Scan the records below for the word "number". Copy each line where it appears.

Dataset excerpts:
◇ ◇ ◇

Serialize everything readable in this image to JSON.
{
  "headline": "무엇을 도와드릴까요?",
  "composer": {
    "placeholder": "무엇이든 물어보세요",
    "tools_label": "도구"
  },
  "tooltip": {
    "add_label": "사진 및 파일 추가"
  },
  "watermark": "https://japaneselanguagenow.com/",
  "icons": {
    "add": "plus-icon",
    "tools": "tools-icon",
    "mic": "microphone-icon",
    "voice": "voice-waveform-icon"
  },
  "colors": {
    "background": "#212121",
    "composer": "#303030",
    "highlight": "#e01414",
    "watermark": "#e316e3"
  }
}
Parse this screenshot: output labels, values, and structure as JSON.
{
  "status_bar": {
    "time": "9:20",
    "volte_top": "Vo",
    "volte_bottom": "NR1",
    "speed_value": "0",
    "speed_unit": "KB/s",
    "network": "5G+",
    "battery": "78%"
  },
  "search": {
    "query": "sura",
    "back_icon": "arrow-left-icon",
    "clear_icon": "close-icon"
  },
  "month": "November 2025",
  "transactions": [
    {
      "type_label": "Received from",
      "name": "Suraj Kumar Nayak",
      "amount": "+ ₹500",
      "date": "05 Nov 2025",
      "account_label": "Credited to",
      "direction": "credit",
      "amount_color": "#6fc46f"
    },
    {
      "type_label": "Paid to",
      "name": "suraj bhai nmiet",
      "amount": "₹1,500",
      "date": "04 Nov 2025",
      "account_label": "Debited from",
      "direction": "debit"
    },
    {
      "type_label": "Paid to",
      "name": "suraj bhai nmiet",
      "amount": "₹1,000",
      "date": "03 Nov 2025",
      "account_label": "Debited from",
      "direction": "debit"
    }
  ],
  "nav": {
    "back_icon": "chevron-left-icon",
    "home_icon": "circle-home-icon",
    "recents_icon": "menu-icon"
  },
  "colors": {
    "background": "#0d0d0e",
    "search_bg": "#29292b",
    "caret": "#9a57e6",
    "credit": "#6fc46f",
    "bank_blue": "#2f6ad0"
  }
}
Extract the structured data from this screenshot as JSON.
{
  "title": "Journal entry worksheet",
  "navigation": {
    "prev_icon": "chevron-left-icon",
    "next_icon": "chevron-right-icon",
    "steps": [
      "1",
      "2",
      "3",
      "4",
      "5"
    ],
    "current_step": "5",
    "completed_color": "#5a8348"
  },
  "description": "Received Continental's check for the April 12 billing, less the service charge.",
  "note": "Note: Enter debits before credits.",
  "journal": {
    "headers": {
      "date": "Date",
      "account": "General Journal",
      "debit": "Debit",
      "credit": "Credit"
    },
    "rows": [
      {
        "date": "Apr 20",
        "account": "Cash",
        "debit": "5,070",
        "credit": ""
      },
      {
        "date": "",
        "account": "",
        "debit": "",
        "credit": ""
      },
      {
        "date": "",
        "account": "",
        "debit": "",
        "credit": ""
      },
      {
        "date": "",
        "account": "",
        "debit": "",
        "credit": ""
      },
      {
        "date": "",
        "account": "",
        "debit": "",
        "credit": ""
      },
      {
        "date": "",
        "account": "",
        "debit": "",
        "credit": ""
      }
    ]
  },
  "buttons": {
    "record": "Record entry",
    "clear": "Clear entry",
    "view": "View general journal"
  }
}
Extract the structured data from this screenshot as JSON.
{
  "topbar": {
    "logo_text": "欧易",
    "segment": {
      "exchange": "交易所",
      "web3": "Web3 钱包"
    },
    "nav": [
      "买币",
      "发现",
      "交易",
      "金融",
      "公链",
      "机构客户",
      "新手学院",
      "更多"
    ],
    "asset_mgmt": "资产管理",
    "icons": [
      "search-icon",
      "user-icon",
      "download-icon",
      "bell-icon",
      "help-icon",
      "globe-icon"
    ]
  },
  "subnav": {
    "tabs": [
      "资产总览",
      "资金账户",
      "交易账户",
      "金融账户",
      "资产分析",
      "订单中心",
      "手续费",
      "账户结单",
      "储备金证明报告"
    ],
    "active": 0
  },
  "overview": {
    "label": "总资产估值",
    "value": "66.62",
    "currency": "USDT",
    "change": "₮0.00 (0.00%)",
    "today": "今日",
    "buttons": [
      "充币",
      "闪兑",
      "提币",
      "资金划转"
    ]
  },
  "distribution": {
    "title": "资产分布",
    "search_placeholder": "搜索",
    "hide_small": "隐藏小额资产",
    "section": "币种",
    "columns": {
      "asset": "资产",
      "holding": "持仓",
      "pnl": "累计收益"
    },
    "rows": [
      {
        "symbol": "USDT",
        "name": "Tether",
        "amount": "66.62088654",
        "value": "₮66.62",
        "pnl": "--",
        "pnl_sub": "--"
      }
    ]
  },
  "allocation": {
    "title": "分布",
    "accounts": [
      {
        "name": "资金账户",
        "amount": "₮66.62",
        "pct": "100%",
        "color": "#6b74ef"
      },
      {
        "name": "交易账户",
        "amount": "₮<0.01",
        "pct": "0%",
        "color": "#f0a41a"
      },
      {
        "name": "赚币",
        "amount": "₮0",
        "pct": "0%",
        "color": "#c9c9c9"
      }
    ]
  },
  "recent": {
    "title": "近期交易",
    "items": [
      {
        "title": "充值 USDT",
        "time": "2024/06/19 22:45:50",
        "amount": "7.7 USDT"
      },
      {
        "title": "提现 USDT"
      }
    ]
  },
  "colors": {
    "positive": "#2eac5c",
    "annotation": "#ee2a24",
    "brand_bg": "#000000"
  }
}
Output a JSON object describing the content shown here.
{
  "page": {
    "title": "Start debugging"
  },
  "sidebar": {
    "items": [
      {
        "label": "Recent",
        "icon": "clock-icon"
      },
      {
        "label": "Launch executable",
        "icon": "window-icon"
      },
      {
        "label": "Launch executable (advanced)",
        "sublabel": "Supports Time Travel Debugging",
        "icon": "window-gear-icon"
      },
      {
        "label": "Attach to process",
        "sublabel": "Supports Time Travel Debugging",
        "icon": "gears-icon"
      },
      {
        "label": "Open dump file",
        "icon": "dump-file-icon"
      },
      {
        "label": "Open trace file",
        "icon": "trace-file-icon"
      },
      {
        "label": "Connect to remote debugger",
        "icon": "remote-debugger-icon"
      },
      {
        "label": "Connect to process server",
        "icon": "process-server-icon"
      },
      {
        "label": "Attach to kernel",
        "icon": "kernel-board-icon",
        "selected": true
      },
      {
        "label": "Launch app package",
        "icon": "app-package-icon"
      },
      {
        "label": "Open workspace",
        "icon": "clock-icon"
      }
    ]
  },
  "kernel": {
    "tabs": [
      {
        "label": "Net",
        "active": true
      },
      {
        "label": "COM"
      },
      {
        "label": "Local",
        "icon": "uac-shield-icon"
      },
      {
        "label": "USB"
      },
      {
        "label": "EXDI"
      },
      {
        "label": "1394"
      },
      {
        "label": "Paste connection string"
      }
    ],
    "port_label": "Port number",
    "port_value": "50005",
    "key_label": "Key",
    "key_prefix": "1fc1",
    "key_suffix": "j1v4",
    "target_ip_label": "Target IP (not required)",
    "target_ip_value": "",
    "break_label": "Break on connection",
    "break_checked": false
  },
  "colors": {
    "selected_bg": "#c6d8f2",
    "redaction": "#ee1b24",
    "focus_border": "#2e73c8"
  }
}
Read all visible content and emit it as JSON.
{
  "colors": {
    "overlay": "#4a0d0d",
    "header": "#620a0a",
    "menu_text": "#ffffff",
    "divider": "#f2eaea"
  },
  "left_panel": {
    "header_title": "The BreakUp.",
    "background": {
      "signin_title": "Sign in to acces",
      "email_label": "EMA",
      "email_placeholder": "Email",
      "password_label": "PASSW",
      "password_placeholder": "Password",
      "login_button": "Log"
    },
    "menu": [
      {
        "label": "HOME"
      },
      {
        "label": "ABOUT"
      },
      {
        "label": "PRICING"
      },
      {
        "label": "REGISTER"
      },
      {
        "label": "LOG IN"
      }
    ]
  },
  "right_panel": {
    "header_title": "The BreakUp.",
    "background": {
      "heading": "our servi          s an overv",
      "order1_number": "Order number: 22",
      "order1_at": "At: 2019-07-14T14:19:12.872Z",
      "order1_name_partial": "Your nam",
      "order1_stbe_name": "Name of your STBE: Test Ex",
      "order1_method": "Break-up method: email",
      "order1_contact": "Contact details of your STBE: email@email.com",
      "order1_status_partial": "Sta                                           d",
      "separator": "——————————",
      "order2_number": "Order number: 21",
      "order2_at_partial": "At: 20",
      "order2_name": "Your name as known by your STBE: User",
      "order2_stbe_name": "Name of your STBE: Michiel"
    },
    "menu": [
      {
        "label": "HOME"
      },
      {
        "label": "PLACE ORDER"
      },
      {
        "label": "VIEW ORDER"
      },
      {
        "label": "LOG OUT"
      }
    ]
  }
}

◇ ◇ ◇

## Solved exercise:
    "port_label": "Port number",
      "order1_number": "Order number: 22",
      "order2_number": "Order number: 21",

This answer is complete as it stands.